» Task goal
Print every line of the material exactly.

──────── Recorded information

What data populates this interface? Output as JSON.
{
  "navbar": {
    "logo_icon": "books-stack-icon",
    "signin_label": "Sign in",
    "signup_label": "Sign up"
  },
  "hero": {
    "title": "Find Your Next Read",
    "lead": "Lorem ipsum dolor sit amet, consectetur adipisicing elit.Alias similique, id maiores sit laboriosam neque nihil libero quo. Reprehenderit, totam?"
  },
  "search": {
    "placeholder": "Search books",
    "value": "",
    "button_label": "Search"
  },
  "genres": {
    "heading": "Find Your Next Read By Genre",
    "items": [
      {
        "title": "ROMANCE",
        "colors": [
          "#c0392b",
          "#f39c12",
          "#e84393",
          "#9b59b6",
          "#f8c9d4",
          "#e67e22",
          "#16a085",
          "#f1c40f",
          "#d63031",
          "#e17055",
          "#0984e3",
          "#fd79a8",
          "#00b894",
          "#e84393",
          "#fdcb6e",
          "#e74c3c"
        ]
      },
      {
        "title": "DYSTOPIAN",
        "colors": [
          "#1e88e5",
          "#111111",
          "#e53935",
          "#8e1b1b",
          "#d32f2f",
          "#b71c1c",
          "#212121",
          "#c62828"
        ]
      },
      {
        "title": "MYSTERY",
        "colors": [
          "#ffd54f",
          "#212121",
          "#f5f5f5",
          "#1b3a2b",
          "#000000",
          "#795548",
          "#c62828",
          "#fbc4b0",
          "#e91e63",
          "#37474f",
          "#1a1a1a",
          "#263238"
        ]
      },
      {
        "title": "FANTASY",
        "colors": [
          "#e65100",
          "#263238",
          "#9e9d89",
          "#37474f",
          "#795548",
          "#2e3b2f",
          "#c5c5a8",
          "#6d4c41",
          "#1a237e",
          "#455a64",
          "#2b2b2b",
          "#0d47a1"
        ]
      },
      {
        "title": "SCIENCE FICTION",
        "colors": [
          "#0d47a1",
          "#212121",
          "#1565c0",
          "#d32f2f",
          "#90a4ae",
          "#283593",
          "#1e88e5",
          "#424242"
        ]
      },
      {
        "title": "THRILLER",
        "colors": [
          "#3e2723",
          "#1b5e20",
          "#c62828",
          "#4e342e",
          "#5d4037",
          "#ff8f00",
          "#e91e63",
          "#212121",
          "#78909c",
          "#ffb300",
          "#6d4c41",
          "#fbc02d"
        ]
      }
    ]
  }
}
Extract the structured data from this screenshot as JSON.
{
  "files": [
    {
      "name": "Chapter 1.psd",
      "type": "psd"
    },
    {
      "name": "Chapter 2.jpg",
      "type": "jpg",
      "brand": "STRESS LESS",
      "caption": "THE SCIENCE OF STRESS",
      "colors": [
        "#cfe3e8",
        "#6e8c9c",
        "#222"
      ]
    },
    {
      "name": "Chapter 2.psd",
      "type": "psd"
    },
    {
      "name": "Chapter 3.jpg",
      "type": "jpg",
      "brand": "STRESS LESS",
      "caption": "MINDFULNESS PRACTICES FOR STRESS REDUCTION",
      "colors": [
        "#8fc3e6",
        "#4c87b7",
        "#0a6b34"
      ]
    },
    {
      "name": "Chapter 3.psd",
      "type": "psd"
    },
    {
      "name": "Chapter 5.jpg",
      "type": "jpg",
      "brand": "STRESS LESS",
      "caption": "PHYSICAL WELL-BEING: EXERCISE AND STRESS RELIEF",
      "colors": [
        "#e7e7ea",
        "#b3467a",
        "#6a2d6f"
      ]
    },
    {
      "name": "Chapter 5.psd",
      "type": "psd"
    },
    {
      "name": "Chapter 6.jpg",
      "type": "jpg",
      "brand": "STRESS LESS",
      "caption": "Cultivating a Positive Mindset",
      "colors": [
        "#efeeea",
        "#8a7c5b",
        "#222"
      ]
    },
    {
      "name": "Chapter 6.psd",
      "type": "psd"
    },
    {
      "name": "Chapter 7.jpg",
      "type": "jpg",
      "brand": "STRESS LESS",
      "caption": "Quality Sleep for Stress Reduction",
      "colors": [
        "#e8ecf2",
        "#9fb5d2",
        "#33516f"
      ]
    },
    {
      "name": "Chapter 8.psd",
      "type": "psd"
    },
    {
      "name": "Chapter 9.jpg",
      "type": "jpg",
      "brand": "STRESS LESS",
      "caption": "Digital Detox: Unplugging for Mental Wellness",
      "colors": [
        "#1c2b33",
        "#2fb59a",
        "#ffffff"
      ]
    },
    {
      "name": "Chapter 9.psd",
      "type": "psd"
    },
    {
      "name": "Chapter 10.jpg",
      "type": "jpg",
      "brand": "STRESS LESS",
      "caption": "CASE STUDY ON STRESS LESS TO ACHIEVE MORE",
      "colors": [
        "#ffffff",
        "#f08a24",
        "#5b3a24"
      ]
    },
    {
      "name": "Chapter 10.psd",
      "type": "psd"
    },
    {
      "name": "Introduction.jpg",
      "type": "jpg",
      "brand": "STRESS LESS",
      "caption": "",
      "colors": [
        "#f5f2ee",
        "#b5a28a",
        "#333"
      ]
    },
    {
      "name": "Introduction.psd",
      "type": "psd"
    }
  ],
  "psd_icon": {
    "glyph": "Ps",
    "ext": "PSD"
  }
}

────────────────

» Answer section
What data populates this interface? Output as JSON.
{
  "navbar": {
    "logo_icon": "books-stack-icon",
    "signin_label": "Sign in",
    "signup_label": "Sign up"
  },
  "hero": {
    "title": "Find Your Next Read",
    "lead": "Lorem ipsum dolor sit amet, consectetur adipisicing elit.Alias similique, id maiores sit laboriosam neque nihil libero quo. Reprehenderit, totam?"
  },
  "search": {
    "placeholder": "Search books",
    "value": "",
    "button_label": "Search"
  },
  "genres": {
    "heading": "Find Your Next Read By Genre",
    "items": [
      {
        "title": "ROMANCE",
        "colors": [
          "#c0392b",
          "#f39c12",
          "#e84393",
          "#9b59b6",
          "#f8c9d4",
          "#e67e22",
          "#16a085",
          "#f1c40f",
          "#d63031",
          "#e17055",
          "#0984e3",
          "#fd79a8",
          "#00b894",
          "#e84393",
          "#fdcb6e",
          "#e74c3c"
        ]
      },
      {
        "title": "DYSTOPIAN",
        "colors": [
          "#1e88e5",
          "#111111",
          "#e53935",
          "#8e1b1b",
          "#d32f2f",
          "#b71c1c",
          "#212121",
          "#c62828"
        ]
      },
      {
        "title": "MYSTERY",
        "colors": [
          "#ffd54f",
          "#212121",
          "#f5f5f5",
          "#1b3a2b",
          "#000000",
          "#795548",
          "#c62828",
          "#fbc4b0",
          "#e91e63",
          "#37474f",
          "#1a1a1a",
          "#263238"
        ]
      },
      {
        "title": "FANTASY",
        "colors": [
          "#e65100",
          "#263238",
          "#9e9d89",
          "#37474f",
          "#795548",
          "#2e3b2f",
          "#c5c5a8",
          "#6d4c41",
          "#1a237e",
          "#455a64",
          "#2b2b2b",
          "#0d47a1"
        ]
      },
      {
        "title": "SCIENCE FICTION",
        "colors": [
          "#0d47a1",
          "#212121",
          "#1565c0",
          "#d32f2f",
          "#90a4ae",
          "#283593",
          "#1e88e5",
          "#424242"
        ]
      },
      {
        "title": "THRILLER",
        "colors": [
          "#3e2723",
          "#1b5e20",
          "#c62828",
          "#4e342e",
          "#5d4037",
          "#ff8f00",
          "#e91e63",
          "#212121",
          "#78909c",
          "#ffb300",
          "#6d4c41",
          "#fbc02d"
        ]
      }
    ]
  }
}
Extract the structured data from this screenshot as JSON.
{
  "files": [
    {
      "name": "Chapter 1.psd",
      "type": "psd"
    },
    {
      "name": "Chapter 2.jpg",
      "type": "jpg",
      "brand": "STRESS LESS",
      "caption": "THE SCIENCE OF STRESS",
      "colors": [
        "#cfe3e8",
        "#6e8c9c",
        "#222"
      ]
    },
    {
      "name": "Chapter 2.psd",
      "type": "psd"
    },
    {
      "name": "Chapter 3.jpg",
      "type": "jpg",
      "brand": "STRESS LESS",
      "caption": "MINDFULNESS PRACTICES FOR STRESS REDUCTION",
      "colors": [
        "#8fc3e6",
        "#4c87b7",
        "#0a6b34"
      ]
    },
    {
      "name": "Chapter 3.psd",
      "type": "psd"
    },
    {
      "name": "Chapter 5.jpg",
      "type": "jpg",
      "brand": "STRESS LESS",
      "caption": "PHYSICAL WELL-BEING: EXERCISE AND STRESS RELIEF",
      "colors": [
        "#e7e7ea",
        "#b3467a",
        "#6a2d6f"
      ]
    },
    {
      "name": "Chapter 5.psd",
      "type": "psd"
    },
    {
      "name": "Chapter 6.jpg",
      "type": "jpg",
      "brand": "STRESS LESS",
      "caption": "Cultivating a Positive Mindset",
      "colors": [
        "#efeeea",
        "#8a7c5b",
        "#222"
      ]
    },
    {
      "name": "Chapter 6.psd",
      "type": "psd"
    },
    {
      "name": "Chapter 7.jpg",
      "type": "jpg",
      "brand": "STRESS LESS",
      "caption": "Quality Sleep for Stress Reduction",
      "colors": [
        "#e8ecf2",
        "#9fb5d2",
        "#33516f"
      ]
    },
    {
      "name": "Chapter 8.psd",
      "type": "psd"
    },
    {
      "name": "Chapter 9.jpg",
      "type": "jpg",
      "brand": "STRESS LESS",
      "caption": "Digital Detox: Unplugging for Mental Wellness",
      "colors": [
        "#1c2b33",
        "#2fb59a",
        "#ffffff"
      ]
    },
    {
      "name": "Chapter 9.psd",
      "type": "psd"
    },
    {
      "name": "Chapter 10.jpg",
      "type": "jpg",
      "brand": "STRESS LESS",
      "caption": "CASE STUDY ON STRESS LESS TO ACHIEVE MORE",
      "colors": [
        "#ffffff",
        "#f08a24",
        "#5b3a24"
      ]
    },
    {
      "name": "Chapter 10.psd",
      "type": "psd"
    },
    {
      "name": "Introduction.jpg",
      "type": "jpg",
      "brand": "STRESS LESS",
      "caption": "",
      "colors": [
        "#f5f2ee",
        "#b5a28a",
        "#333"
      ]
    },
    {
      "name": "Introduction.psd",
      "type": "psd"
    }
  ],
  "psd_icon": {
    "glyph": "Ps",
    "ext": "PSD"
  }
}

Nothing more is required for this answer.